Americans feel the burn as FDA waits to approve new sunscreen ingredients

BY Rebecca Jacobson  March 21, 2014 at 12:36 PM EST
Photo by Joe Shlabotnik/Flickr

U.S. sunblocks are over a decade out of date and the advocates are pushing the FDA to approve new UV-ray blocking ingredients. Photo by Joe Shlabotnik/Flickr

Spring is here. But as you start packing for your spring break trip to the beach, you might want to consider importing European sunscreen. American sunscreen is about 12 years out of date, sunscreen and cancer-research advocates say, because of a hold up in the FDA’s approval process.

Sunlight carries two types of UV radiation which we associate with skin damage. UVB rays damage the surface of our skin and cause sunburns. UVA rays penetrate beneath the surface layer of skin tissue, and can lead to skin cancers like melanoma.

Skin cancer is a serious problem in the United States. The American Cancer Society estimates that 1 in every 5 Americans will develop skin cancer at some point in their lives. Melonoma, the most deadly skin cancer, kills nearly 10,000 Americans every year, and the number of cases have been rising for 30 years.

In the U.S., most sunscreens use chemicals, such as oxybenzone and avobenzone, to filter UVA radiation. But those ingredients protect only against certain UVA rays, and they break down quickly, say skin cancer-research groups.

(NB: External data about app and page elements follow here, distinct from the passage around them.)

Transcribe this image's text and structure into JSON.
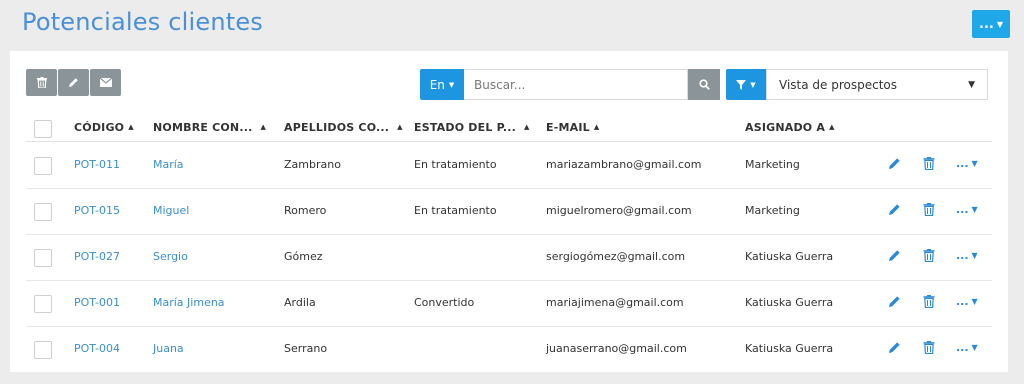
{
  "page": {
    "title": "Potenciales clientes",
    "header_menu_label": "...",
    "accent_color": "#1e95e0"
  },
  "toolbar": {
    "buttons": [
      {
        "icon": "trash-icon"
      },
      {
        "icon": "pencil-icon"
      },
      {
        "icon": "envelope-icon"
      }
    ],
    "search_scope_label": "En",
    "search_placeholder": "Buscar...",
    "view_selected": "Vista de prospectos"
  },
  "table": {
    "columns": [
      {
        "label": "CÓDIGO"
      },
      {
        "label": "NOMBRE CON..."
      },
      {
        "label": "APELLIDOS CO..."
      },
      {
        "label": "ESTADO DEL P..."
      },
      {
        "label": "E-MAIL"
      },
      {
        "label": "ASIGNADO A"
      }
    ],
    "rows": [
      {
        "code": "POT-011",
        "name": "María",
        "surname": "Zambrano",
        "status": "En tratamiento",
        "email": "mariazambrano@gmail.com",
        "assigned": "Marketing",
        "more": "..."
      },
      {
        "code": "POT-015",
        "name": "Miguel",
        "surname": "Romero",
        "status": "En tratamiento",
        "email": "miguelromero@gmail.com",
        "assigned": "Marketing",
        "more": "..."
      },
      {
        "code": "POT-027",
        "name": "Sergio",
        "surname": "Gómez",
        "status": "",
        "email": "sergiogómez@gmail.com",
        "assigned": "Katiuska Guerra",
        "more": "..."
      },
      {
        "code": "POT-001",
        "name": "María Jimena",
        "surname": "Ardila",
        "status": "Convertido",
        "email": "mariajimena@gmail.com",
        "assigned": "Katiuska Guerra",
        "more": "..."
      },
      {
        "code": "POT-004",
        "name": "Juana",
        "surname": "Serrano",
        "status": "",
        "email": "juanaserrano@gmail.com",
        "assigned": "Katiuska Guerra",
        "more": "..."
      }
    ]
  }
}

In the last decade, new UV-blocking agents have been developed for sunscreens, including a chemical filter called ecamsule, which was approved for use in Europe in the early 1990s. However, the FDA hasn’t expanded its approved list of sunscreen ingredients since 1999. Eight ingredients are currently awaiting approval, and ecamsule has only been approved in a handful of L’Oreal products.

Skincare product manufacturers and cancer-research advocates have recently teamed up to pressure the FDA to approve new sunblock ingredients. FDA commissioner Margaret Hamburg said sunscreen was “one of the highest priorities” in a 2013 Capitol Hill hearing.

Wendy Selig, president of the Melonoma Research Alliance, told the Washington Post that the hold-up isn’t fair to American consumers.

“We’re basically saying that the American people should make do with what was the most innovative science from 10 to 12 years ago,” she said. “Ask someone if they want to buy automobile technology from 12 years ago, or computer technology from 12 years ago.”